According to the CDC, 40% Americans age 18 to 24 and 30 to 34 live in a household with only a mobile phone. This number is higher for 25-19 year olds – 51%! (Source: technology.ezinemark.com). And its not just phones, but smartphones. Nelson has reported that by the end of 2011, half of mobile users will have some type of smartphone and will only grow from there (Source: blog.nielsen.com).
Moreover, people are now using cell phones not only as their only phone line, but are using it more like a pocked-sized PC. According to the IT research firm Gartner, sales of smartphones are set to outpace sales of desktop computers by 2012 (Source: Reuters.com).
Now that we know the benefits and setbacks of mobile web, it’s time to look into how your business can successfully tap into this growing channel.
What Makes a Mobile Site Different?
Mobile versions of websites are typically simplistic, and entirely separate, versions of the PC website. You might have noticed, but the actual Web address of mobile websites usually begins with an “m.” to specify mobile – eg, http://m.cnn.com/ (CNN’s Mobile website). In other words, most companies actually host two separate websites, a mobile version and a desktop version. The way it works is if you visit the company’s website, special sniffer technology will detect the type of browser you are using – hence determining whether you are a mobile or desktop visitor – and redirect you to the appropriate versi0n of the website.
These simply laid-out mobile websites are ideal for phones because:
- There’s less load time
- The page fits the screen properly (no need to zoom out to look at everything)
- The simplistic layout allows people to focus on important information without distraction
- All scrolling is vertical – no need to scroll left-to-right
Mobile Applications (Apps)
In the smartphone world, apps are taking over. As we reported earlier on a previous post, market research firm Gartner forecasts that world-wide mobile app revenues will triple from $5.2 billion last year to $15 billion in 2011, and keep growing to an astounding $58 billion by 2014 (source: techcrunch.com).
But should your business spend the time and money to create an app or its is best to just have a browser-based mobile site?
Go with the app if:
- You want the look and feel of a real website
- You want a rich, interactive experience for your users
- You’re selling something – it’s much easier to have a clean workflow to checkout with an app than it is with a mobile site (hint: download Amazon’s or Fresh Direct’s app if you want to see a good example)
- You have the audience that would download an app
- You have the marketing bandwidth, firepower and expertise to promote the app
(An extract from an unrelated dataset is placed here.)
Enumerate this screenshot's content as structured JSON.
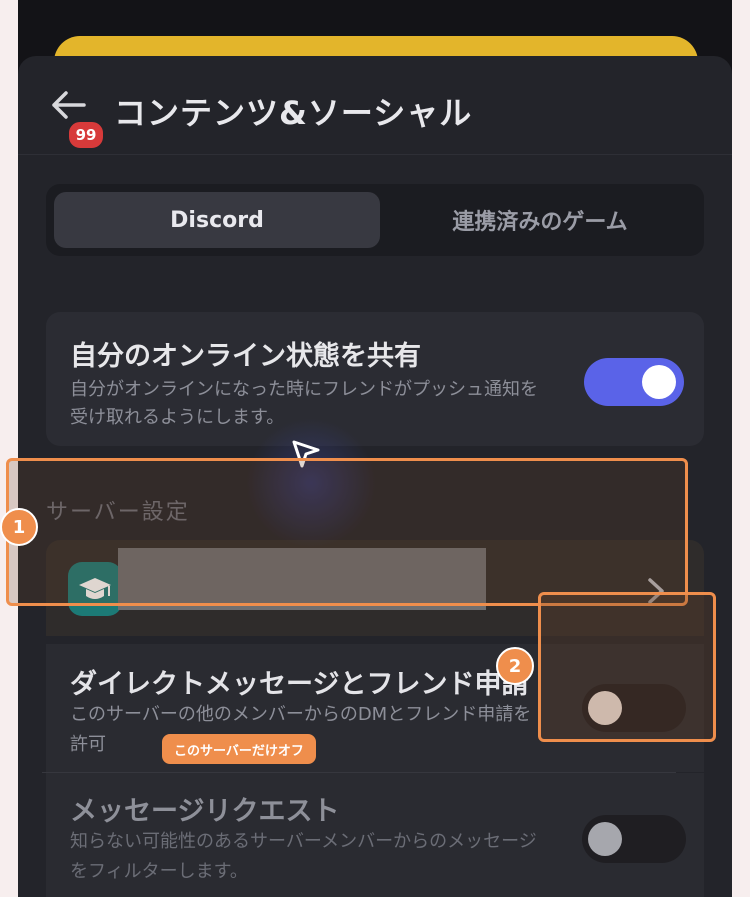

- You want to make money off the downloading the app
Go with the Mobile Site if:
- You only want to provide basic information – ie, as a quick reference
- If you frequently update your layout, design, or information
- You don’t expect users to do anything complicated while on your mobile site (such as buy something, make a doctor’s appointment, etc.)
Some Great Mobile Websites Examples
Need some examples of great mobile sites? Get on your smartphone and visit these sites:
Some Great App Examples
Have a smartphone handy? Download these apps to see some examples of some of the best apps out there:
- USPS Mobile
Time released a list of the top 50 apps for 2011, check it out here.
Building a Mobile Presence with Easypurl.com
As a EasyPurl client, we give you access to mobile templates to create mobile webpages and landing pages for your direct response campaigns – that even can be personalized! Also, our Client Services team can help you create and app for your business that uses the power of personalization. Contact us at email@example.com for more information.
How has your company dealt with the mobile web? What has and hasn’t been successful? Let us know in the comments!